--- Supplied records Enclosed Below ---

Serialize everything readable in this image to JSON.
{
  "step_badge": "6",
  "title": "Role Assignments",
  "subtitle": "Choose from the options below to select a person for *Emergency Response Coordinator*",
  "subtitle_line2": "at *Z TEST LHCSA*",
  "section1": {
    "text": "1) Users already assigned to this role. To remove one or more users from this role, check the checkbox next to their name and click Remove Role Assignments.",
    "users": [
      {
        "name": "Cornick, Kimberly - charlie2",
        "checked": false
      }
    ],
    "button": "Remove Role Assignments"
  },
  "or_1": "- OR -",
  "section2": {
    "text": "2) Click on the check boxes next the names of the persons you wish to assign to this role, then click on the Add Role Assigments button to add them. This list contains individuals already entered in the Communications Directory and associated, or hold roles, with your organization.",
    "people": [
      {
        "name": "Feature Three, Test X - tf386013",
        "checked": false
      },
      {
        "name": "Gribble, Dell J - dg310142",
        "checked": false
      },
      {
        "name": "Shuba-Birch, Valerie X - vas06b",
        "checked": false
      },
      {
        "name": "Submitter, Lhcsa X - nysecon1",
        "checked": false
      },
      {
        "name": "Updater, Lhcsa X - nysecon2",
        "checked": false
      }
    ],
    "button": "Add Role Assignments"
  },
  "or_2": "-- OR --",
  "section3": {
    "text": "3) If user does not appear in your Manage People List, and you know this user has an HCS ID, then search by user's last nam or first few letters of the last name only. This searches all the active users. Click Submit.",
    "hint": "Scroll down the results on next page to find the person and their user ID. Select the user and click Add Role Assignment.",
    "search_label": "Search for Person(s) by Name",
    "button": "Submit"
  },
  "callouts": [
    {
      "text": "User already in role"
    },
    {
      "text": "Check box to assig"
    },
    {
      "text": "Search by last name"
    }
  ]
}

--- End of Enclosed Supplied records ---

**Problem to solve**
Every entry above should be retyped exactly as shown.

**Answer to the exercise**
Serialize everything readable in this image to JSON.
{
  "step_badge": "6",
  "title": "Role Assignments",
  "subtitle": "Choose from the options below to select a person for *Emergency Response Coordinator*",
  "subtitle_line2": "at *Z TEST LHCSA*",
  "section1": {
    "text": "1) Users already assigned to this role. To remove one or more users from this role, check the checkbox next to their name and click Remove Role Assignments.",
    "users": [
      {
        "name": "Cornick, Kimberly - charlie2",
        "checked": false
      }
    ],
    "button": "Remove Role Assignments"
  },
  "or_1": "- OR -",
  "section2": {
    "text": "2) Click on the check boxes next the names of the persons you wish to assign to this role, then click on the Add Role Assigments button to add them. This list contains individuals already entered in the Communications Directory and associated, or hold roles, with your organization.",
    "people": [
      {
        "name": "Feature Three, Test X - tf386013",
        "checked": false
      },
      {
        "name": "Gribble, Dell J - dg310142",
        "checked": false
      },
      {
        "name": "Shuba-Birch, Valerie X - vas06b",
        "checked": false
      },
      {
        "name": "Submitter, Lhcsa X - nysecon1",
        "checked": false
      },
      {
        "name": "Updater, Lhcsa X - nysecon2",
        "checked": false
      }
    ],
    "button": "Add Role Assignments"
  },
  "or_2": "-- OR --",
  "section3": {
    "text": "3) If user does not appear in your Manage People List, and you know this user has an HCS ID, then search by user's last nam or first few letters of the last name only. This searches all the active users. Click Submit.",
    "hint": "Scroll down the results on next page to find the person and their user ID. Select the user and click Add Role Assignment.",
    "search_label": "Search for Person(s) by Name",
    "button": "Submit"
  },
  "callouts": [
    {
      "text": "User already in role"
    },
    {
      "text": "Check box to assig"
    },
    {
      "text": "Search by last name"
    }
  ]
}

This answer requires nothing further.